Trace walks in and Jeff introduces him to Carrie. Trace asks when the wedding is, Carrie says “June 20th,” and Jeff adds, “if she follows through this time.” Apparently, Carrie and Todd were engaged once before and broke it off. Jeff calls her a runaway bride and hopes she goes through with it this time because the deposits are non-refundable.
Not awkward. At all.
Jenni thinks that Carrie and Todd are meant to be. Again. Um, sure. Jeff tells Carrie that he can’t leave for the winery until later in the day on Saturday because he has his trainer and then needs to shower. Why can’t you just work out on Friday night? Um, what? Change the schedule?
Hi. I’m Jeff. Have we met?
Jeff is going to be involved in every aspect of the wedding. He’s gracious enough to let the bride choose some things but, for the most part, Jeff would like to make the decisions. He will even agree to cancel his trainer as long as he doesn’t have to have cake for lunch. He wants lunch then cake.
Who’s the bridezilla now?
Jenni suggests that Jeff have the princess cake. Then Jeff and Jenni are in the car and he’s asking her to confirm appointments. Unfortunately (for both Jenni and the car’s steering wheel), Jenni left her address book at home. She calls Chris in the office and asks him to look up a number in the book.
Remember when I said that Jeff doesn’t get mad or fly off the handle? I was wrong.
Jeff has an aneurysm and starts screaming that he can’t have contractors or anyone other than Jenni going through his office when all of his financial stuff is in there. He tells Chris that Jenni should have taken care of it and that it’s not Chris’ responsibility, hangs up and all hell breaks lose. He screams at her for not being prepared (because he needs an assistant who’s prepared everyday) but Jenni counters that she’s always prepared. Except, of course, for today. Jenni cuts him some slack and says he’s stressed because he’s not where he thought he would be in this economy and it’s a difficult time for everyone.
Yeah. This is a totally reasonable reaction for forgetting a phone number.
Then we get to the heart of the matter. Jeff’s whole business is based on his credit and he needs to protect it. Having Chris go through his stuff was ignorant and reckless and he demands an apology. She finally apologizes (which I am not convinced was sincere) and then we get to the heart of the heart of the matter. Jeff says he’s sensitive because YOUR EX-HUSBAND RIFLED THROUGH MY SHIT. Ah, there it is. Jenni’s ex, a different Chris, used to work for Jeff, went through his stuff and Jeff caught the whole thing on camera and I think that maybe, just maybe, Jeff blames Jenni.

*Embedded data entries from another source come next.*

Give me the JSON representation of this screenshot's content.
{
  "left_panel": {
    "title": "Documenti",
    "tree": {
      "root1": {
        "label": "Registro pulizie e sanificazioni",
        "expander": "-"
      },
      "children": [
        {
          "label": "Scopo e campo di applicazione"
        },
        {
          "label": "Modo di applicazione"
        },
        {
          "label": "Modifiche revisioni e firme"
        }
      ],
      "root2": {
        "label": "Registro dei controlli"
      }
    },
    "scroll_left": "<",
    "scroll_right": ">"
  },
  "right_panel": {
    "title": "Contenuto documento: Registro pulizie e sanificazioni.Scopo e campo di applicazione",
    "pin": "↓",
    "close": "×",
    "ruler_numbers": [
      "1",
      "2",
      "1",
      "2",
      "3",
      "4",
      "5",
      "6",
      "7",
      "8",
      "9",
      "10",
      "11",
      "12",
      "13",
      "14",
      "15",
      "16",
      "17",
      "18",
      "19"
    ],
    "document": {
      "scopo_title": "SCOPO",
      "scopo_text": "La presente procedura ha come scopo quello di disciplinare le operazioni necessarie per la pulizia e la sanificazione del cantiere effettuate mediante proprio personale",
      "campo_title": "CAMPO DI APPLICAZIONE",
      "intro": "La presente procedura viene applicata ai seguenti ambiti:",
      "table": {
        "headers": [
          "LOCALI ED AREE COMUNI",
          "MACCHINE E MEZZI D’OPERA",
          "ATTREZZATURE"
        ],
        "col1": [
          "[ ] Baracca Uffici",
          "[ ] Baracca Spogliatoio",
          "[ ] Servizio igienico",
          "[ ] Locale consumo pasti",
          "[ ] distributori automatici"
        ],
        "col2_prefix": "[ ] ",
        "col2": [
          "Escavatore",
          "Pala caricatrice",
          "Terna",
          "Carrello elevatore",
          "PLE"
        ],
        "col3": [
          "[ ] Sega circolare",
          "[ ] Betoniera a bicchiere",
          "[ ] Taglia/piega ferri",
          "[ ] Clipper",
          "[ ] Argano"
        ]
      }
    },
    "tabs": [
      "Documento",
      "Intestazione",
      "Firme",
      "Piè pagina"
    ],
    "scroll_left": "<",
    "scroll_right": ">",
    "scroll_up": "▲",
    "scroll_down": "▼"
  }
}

Jenni doesn’t think it’s fair that Jeff keeps bringing up her ex-husband. She protects him all the time and is going to argue with him because it’s crazy that he blames her. She had no idea that her ex was going through Jeff’s stuff and had no idea that the camera was there. She is indignant at the accusation.
I am indignant.

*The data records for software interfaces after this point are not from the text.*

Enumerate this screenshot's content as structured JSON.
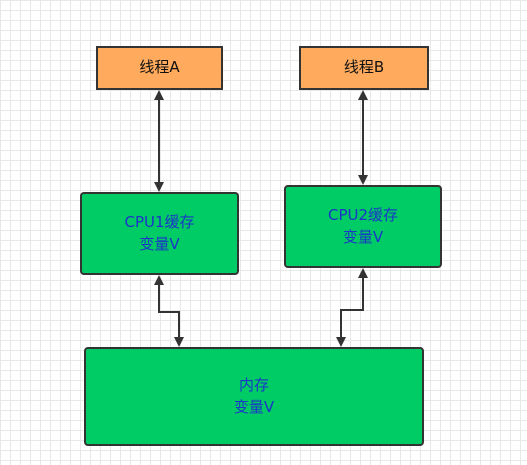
{
  "nodes": {
    "thread_a": {
      "label": "线程A"
    },
    "thread_b": {
      "label": "线程B"
    },
    "cpu1_cache": {
      "line1": "CPU1缓存",
      "line2": "变量V"
    },
    "cpu2_cache": {
      "line1": "CPU2缓存",
      "line2": "变量V"
    },
    "memory": {
      "line1": "内存",
      "line2": "变量V"
    }
  },
  "colors": {
    "thread_fill": "#ffaa5c",
    "cache_fill": "#00cc66",
    "cache_text": "#1a35c8",
    "stroke": "#333333"
  }
}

Even though Jeff feels bad about how he reacted, he goes to his bad place where all he sees his red. He’s trying to get over the ex, as is Jenni. He wants to blame someone but he blames himself. He’s angry at himself and admits that Jenni isn’t at fault. Therapy, anyone?

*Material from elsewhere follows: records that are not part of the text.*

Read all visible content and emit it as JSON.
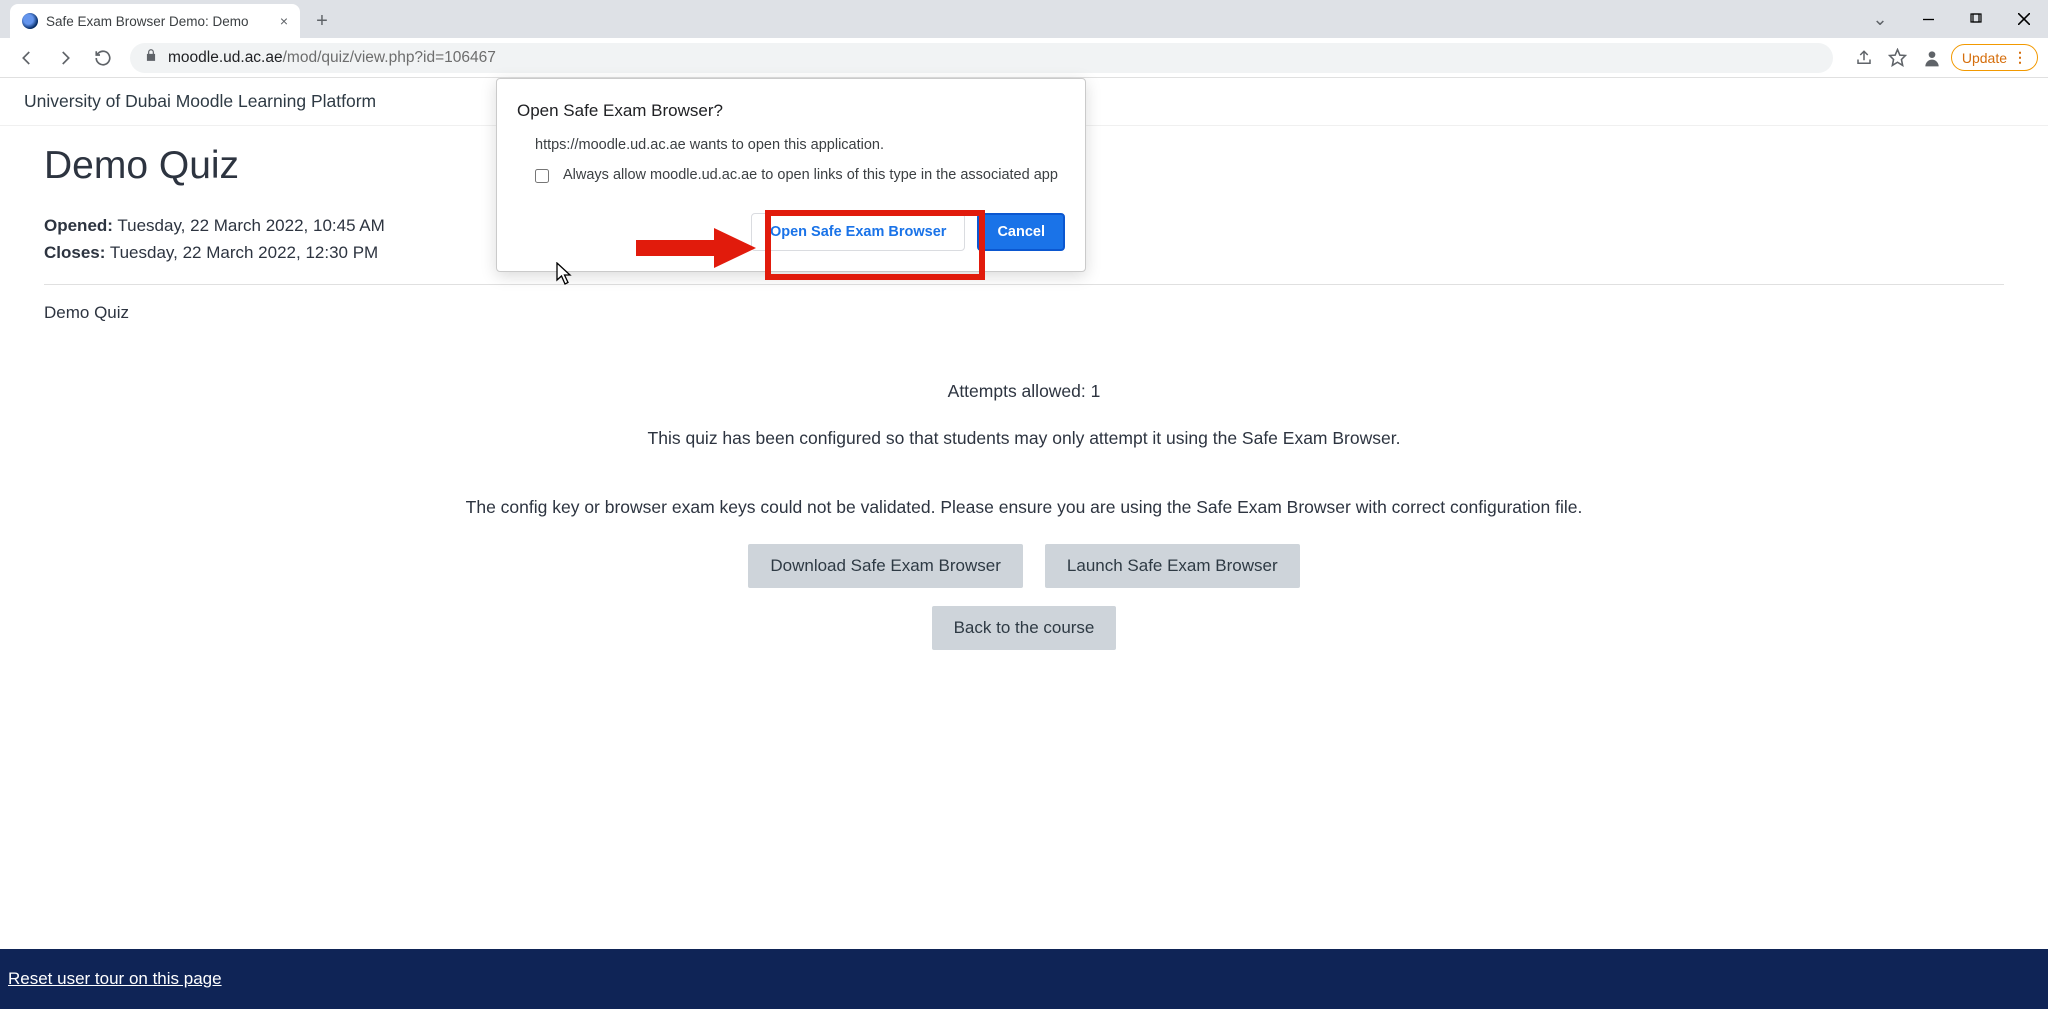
{
  "browser": {
    "tab_title": "Safe Exam Browser Demo: Demo",
    "url_domain": "moodle.ud.ac.ae",
    "url_path": "/mod/quiz/view.php?id=106467",
    "update_label": "Update"
  },
  "siteHeader": {
    "title": "University of Dubai Moodle Learning Platform"
  },
  "quiz": {
    "title": "Demo Quiz",
    "opened_label": "Opened:",
    "opened_value": "Tuesday, 22 March 2022, 10:45 AM",
    "closes_label": "Closes:",
    "closes_value": "Tuesday, 22 March 2022, 12:30 PM",
    "description": "Demo Quiz",
    "attempts_text": "Attempts allowed: 1",
    "seb_text": "This quiz has been configured so that students may only attempt it using the Safe Exam Browser.",
    "error_text": "The config key or browser exam keys could not be validated. Please ensure you are using the Safe Exam Browser with correct configuration file.",
    "download_btn": "Download Safe Exam Browser",
    "launch_btn": "Launch Safe Exam Browser",
    "back_btn": "Back to the course"
  },
  "footer": {
    "reset_link": "Reset user tour on this page"
  },
  "dialog": {
    "title": "Open Safe Exam Browser?",
    "body": "https://moodle.ud.ac.ae wants to open this application.",
    "checkbox_label": "Always allow moodle.ud.ac.ae to open links of this type in the associated app",
    "open_btn": "Open Safe Exam Browser",
    "cancel_btn": "Cancel"
  }
}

Back at Valley Oak, Carrie tells Jeff that she has a bunch of people interested in the house when it’s finished. He asks for numbers and she tells him “mid to high twos”. Not mid, he reminds her. He’s building a business and can’t be distracted with a sale and if he’s going to put Zoila through the stress of a move, he’s going to need to make a lot of money.
Because he clearly has Zoila’s best interests at heart.
Even though Valley Oak was the thorn in his side, he’s decided that it’s home and he’s happy there. Even with the right number, he might not move. Yeah, right.
And this season on Flipping Out, there’s dancing, drinking, pajamas, swearing, crying and food poisoning. And, of course, incessant mocking and condescension. Eh, sounds like a standard weekend around here.
See you next week – when the second recap will be finished before the third one airs. I promise.